Antennas are everywhere. There are tiny ones in every mobile phone and laptop, and in the hardware that helps them connect to wi-fi. They are in the security tags that prevent shoplifting in stores. They’re in medical devices that can detect cancerous tumours. And, of course, there are the big ones that capture signals from satellites in space.
Zahra Esmati has been fascinated by antennas ever since she studied telecommunications back in her home country of Iran. Now, she’s is an antenna engineer with Fleet Space Technologies. Here, she works on antennas for nanosatellites for Internet of Things (IoT) applications.
Fleet Space is also a part of the Seven Sisters program, an Australian lunar exploration mission supporting NASA’s Artemis program. The program is designed to learn more about the presence of water on the Moon, ahead of sending the first woman and next man to the lunar surface in 2024, and establishing a sustainable human presence there by the end of the decade.
“I remember it was so exciting when we were selected,” Zahra says. “We were like, oh, we're going to the Moon!”
Zahra’s interest in antennas took her to several other research areas before she landed in the space industry. Her masters at Western Sydney University looked at the use of antennas in infrastructure health monitoring. Sensors are embedded in the concrete of large structures like bridges or buildings to monitor damage. However, the batteries in the sensors only last a few years. Zahra’s project explored using antennas to recharge the batteries wirelessly to keep the sensors running longer.
Zahra also worked as a research engineer at WSU for a number of years. She worked on a bionic voice project, an electronic prothesis to help people who have physically lost their voice. Her plan was to stay at WSU and complete a PhD in biomedical engineering. However, an exciting scholarship offer from the University of New South Wales proved too good to miss.
She packed up and moved to Canberra to start a different PhD – one that would bring her closer to a space career. This project looked at electrically small array antennas for high power microwave applications.
“I always thought I’d like to work in space,” Zahra says. “I knew it would be difficult, but I believe in never giving up and never letting the ups and downs of life stop me.”
Zahra moved again in 2020, relocating to Adelaide to work at Fleet Space. Next stop: the Moon.
“Communicating to and from space is a challenging endeavour. It looks easy in the movies. Astronauts on far off planets video chat with family on Earth with high quality and no delay. But does it match reality? Not really! I like the challenge and this is one of the reasons I love working in the space industry” she says.
- Zahra completed a Bachelor of Science (Telecommunications Engineering) in Iran in 2011.
- In 2015, Zahra started her postgraduate studies in Australia. She received a full scholarship to study the Master of Electrical Engineering (Honours) at Western Sydney University (WSU).
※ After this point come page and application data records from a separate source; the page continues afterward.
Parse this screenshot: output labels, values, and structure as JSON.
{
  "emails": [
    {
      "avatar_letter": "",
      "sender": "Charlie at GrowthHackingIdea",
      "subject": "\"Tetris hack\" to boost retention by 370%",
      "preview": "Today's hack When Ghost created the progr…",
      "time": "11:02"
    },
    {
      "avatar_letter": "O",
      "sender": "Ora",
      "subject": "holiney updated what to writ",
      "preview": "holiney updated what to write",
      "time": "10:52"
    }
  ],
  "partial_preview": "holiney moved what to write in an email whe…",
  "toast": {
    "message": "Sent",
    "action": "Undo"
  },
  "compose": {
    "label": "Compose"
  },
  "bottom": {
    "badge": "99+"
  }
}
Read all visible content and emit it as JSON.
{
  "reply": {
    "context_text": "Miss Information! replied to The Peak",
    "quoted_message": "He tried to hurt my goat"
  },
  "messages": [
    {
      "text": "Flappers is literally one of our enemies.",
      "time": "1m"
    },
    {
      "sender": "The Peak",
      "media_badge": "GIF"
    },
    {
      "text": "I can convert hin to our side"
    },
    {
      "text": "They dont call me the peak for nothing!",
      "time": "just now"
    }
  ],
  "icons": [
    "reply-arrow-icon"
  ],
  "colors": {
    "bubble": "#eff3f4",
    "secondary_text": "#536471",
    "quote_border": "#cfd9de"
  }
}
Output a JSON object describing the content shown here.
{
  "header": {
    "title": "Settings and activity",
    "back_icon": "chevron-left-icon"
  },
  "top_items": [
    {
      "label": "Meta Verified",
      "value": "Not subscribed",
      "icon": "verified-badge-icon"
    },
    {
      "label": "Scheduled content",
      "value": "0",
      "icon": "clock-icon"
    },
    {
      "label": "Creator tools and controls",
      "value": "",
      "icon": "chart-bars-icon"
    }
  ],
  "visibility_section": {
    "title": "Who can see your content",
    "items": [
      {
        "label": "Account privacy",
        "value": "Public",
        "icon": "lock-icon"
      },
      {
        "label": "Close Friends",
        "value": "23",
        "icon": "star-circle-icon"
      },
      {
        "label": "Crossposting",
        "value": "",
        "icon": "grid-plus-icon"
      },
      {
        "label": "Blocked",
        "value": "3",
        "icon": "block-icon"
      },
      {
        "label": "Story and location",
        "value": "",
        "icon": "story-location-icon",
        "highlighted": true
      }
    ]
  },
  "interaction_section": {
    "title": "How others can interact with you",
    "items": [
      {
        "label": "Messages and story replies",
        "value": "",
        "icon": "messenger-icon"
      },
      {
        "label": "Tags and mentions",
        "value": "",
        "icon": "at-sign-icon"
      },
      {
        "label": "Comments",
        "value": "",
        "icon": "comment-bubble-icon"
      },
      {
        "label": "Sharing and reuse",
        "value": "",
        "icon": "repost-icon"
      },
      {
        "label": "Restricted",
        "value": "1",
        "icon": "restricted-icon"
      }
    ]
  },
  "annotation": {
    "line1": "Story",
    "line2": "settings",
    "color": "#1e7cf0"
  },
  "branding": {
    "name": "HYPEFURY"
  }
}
- From 2016 to 2018, Zahra also worked as a research engineer at WSU on a bionic voice project.
- Zahra had plans to stay at WSU and do a PhD in biomedical engineering. However, another scholarship offer saw her move to Canberra for a PhD in electrical engineering at the UNSW (ADFA) in 2017.
- In 2020, Zahra moved to Adelaide to work as an antenna engineer for Fleet Space Technologies.
- She is also the antenna engineer for the Seven Sisters mission.